Fifth, demand integrity. I firmly believe that Hillary Clinton was shot down due to the innuendo about her shady dealings. I don’t know for sure, that is my belief. But we need to make sure that we have the highest levels of integrity and character in our dealings with others.
These first five are simple ways in the workplace, at home, at church, or at a public gathering we can show love to our fellow man. The greatest of all commandments by Christ is to love God, the second is to love one another. So if we are subject to the Lordship of Christ, these should not be hard to follow. The next few will be harder.
Sixth, we have to hold life sacred. The Declaration of Independence says, “We hold these truths to be self-evident, that all men are created equal, that they are endowed by their Creator with certain unalienable Rights, that among these are Life, Liberty and the pursuit of Happiness.” We have to live up to the statement of our own freedom.
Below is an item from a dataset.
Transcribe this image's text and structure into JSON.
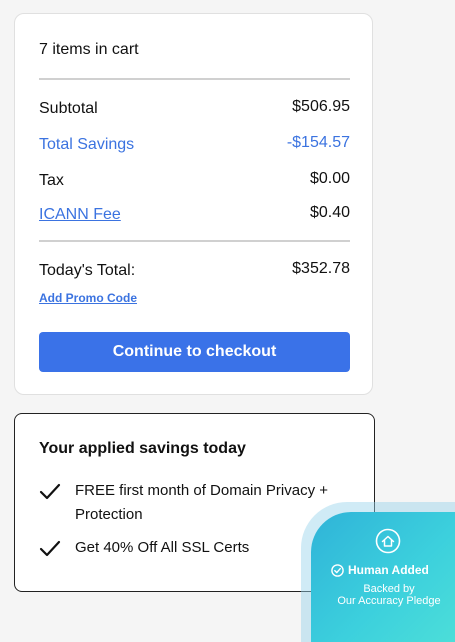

If we don’t hold life sacred from the point of conception, we are dooming ourselves to compromise at best, destruction at worst. This does not mean to attack the “right to choose” people. But to show your love for life and keep it sacred. I would like to see a Constitutional Amendment that defines citizenship, that includes citizenship upon conception.
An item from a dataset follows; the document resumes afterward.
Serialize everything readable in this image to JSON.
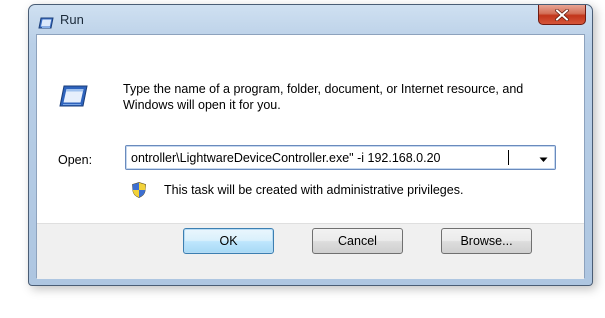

Seventh, we have to defend the family. This means that the nuclear family of one man, one woman should be the goal of society. Yes, there will be some who will not like that goal, and want to redefine it to suit their own earthly desires. We cannot change the nature of man, any more than we can change the nature of God. God has set forth the ways that he wants us to live, and man will find ways to justify doing it otherwise. I honestly don’t believe we will change the supreme court ruling, but we honor the family and family values without becoming hateful or preachy.
Hillary and President Obama both mentioned “rule of law” in their speeches today. I think we must demand that all persons follow the law of the land. All the laws, we don’t get to pick and choose. If we have a bad law, let’s get the courts or the lawmaking bodies to change them. But the President, heads of corporations, or Joe the plumber each are subject to the same set of laws and will be held to the same standard.
Second Chronicles 7:14 says, “.. if my people, who are called by my name, will humble themselves and pray and seek my face and turn from their wicked ways, then I will hear from heaven, and I will forgive their sin and will heal their land.” I believe we got the first answer to our pleas. We now have to do the hard work to ensure the complete healing. We do this best by starting with love.
Here is the kicker, I labeled this post the First Hundred Days, but you know when that First Hundred Days starts?